|The other 700 club!|
It's been a long time since I hit a birding milestone in the ABA area. In fact, I haven't really hit one since I started graduate school. Back in 1997 we had just one small baby in the family and during the summer before starting graduate school I made an effort to get a special bird for my #600 ABA species by flying up to Michigan to see a Kirkland's Warbler.
Since that time we've had two more kids, moved five times, and the birds haven't come as fast as I might have hoped. I only got 19 new birds while getting my MA and PhD degrees in Austin. After leaving Austin, I was able to do some traveling for my work with Audubon, and picked up another 53 species in my nearly 5 years there.
In the past few years, the additional new species have come much slower. There were a couple years were I only got one new bird for the ABA area. This year so far I've seen three (European Golden Plover--see my video below of first NJ record bird, Bar-tailed Godwit, and Whiskered Tern). In doing some record-keeping house cleaning today, with all the splits over the last few years and a new listing rule giving me back the African Collared-Dove from Los Angeles that I saw in 1985 (thank you ABA!), my ABA list spreadsheet shows I'm now at 696 species for my North America list--a good handful closer than I anticipated to the 700 ABA milestone.

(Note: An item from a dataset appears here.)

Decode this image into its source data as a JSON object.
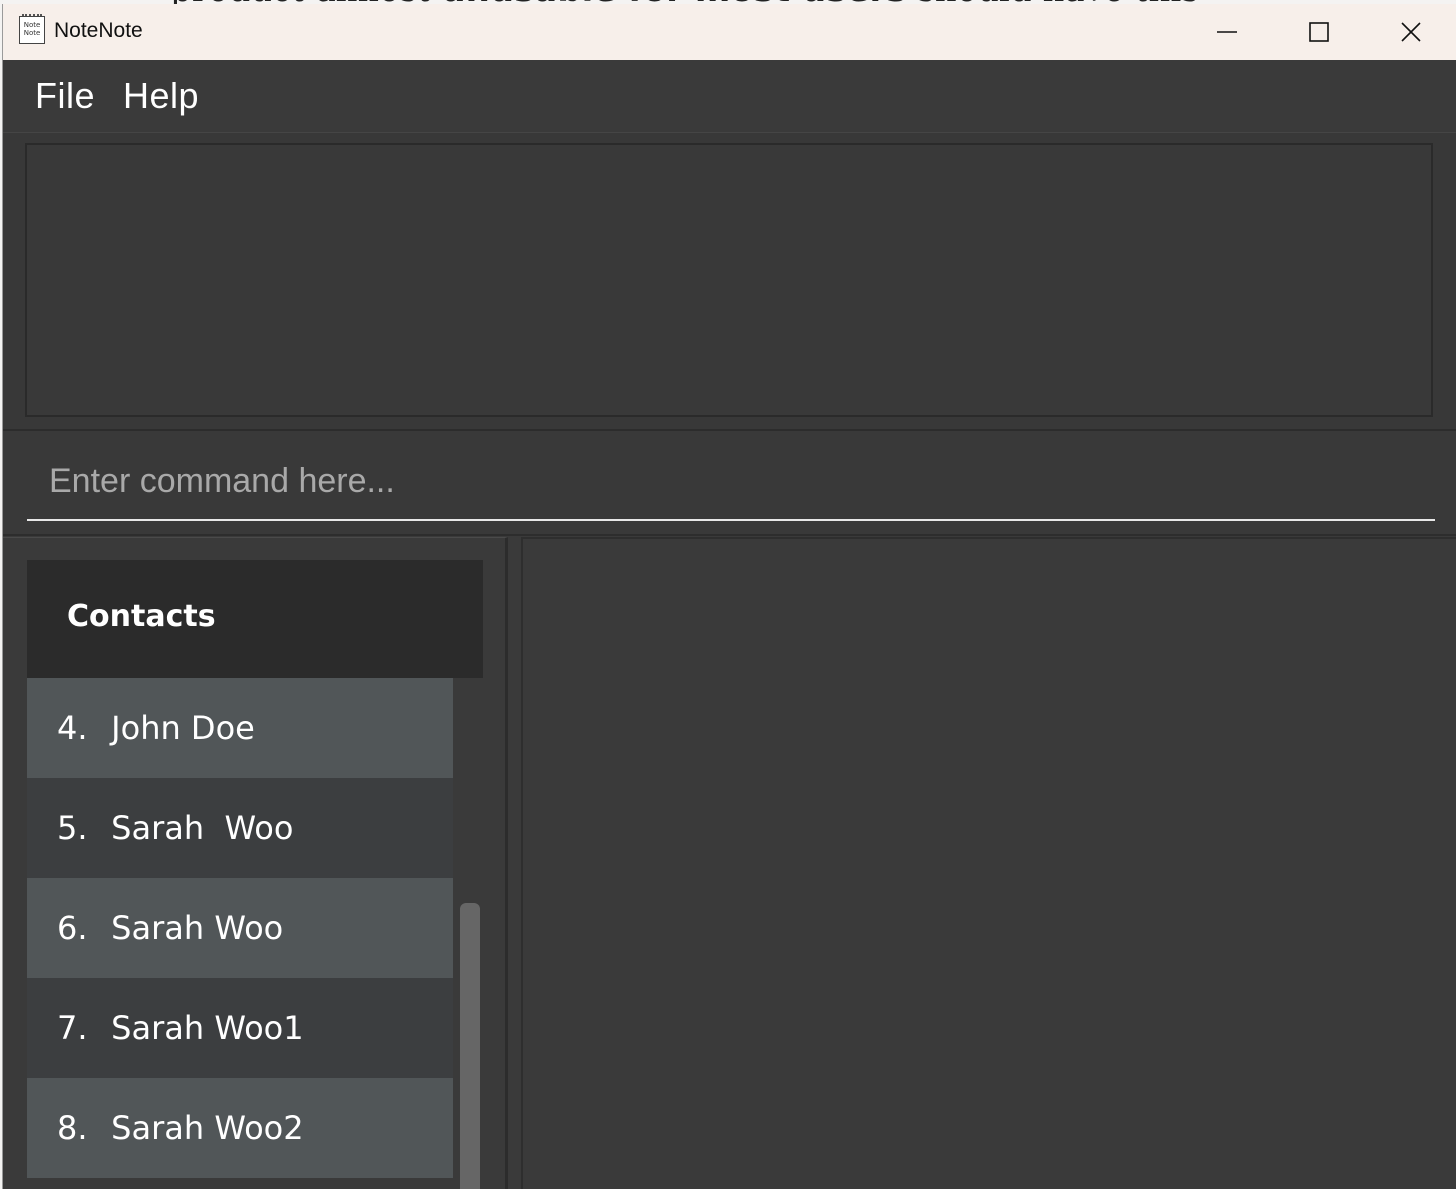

Once upon a time 700 was considered a very respectable ABA list. In fact, the first person to reach 700 species sightings in North America was Joe Taylor in 1972. Before that, birdwatchers who had seen 600+ species in North America were considered elite members of a prestigious 600 Club. In 1973, Jean Piatt wrote Adventures in Birding, a now classic account of his and his wife's quest to join the 600 Club. Nowadays, dozens of birders report lists over 800 species, and at least one is claiming to have seen over 900 species in North America north of Mexico.
But I'm still poking along slowly as I approach 700. I'm heading to Florida in December for a family vacation to Orlando, but don't expect any new birds. Unless I take a few days away from the theme parks and cruise down to south Florida, where a few other possible new birds for me are in the offering, such as the introduced Egyptian Goose (established Florida birds were recently added to the ABA checklist), Red-cheeked Bulbul, Spot-breasted Oriole, and Purple Swamphen. Now that I realize how close I am to 700, I may have to make some new travel plans here soon!
Since I can't imagine ever spending the kind of money that it takes to get to 800 for North America (multiple Alaska trips, and chasing rare birds wherever they appear across the lower 48), this may be my last ABA milestone. I'm looking forward to seeing what my next four new birds will be!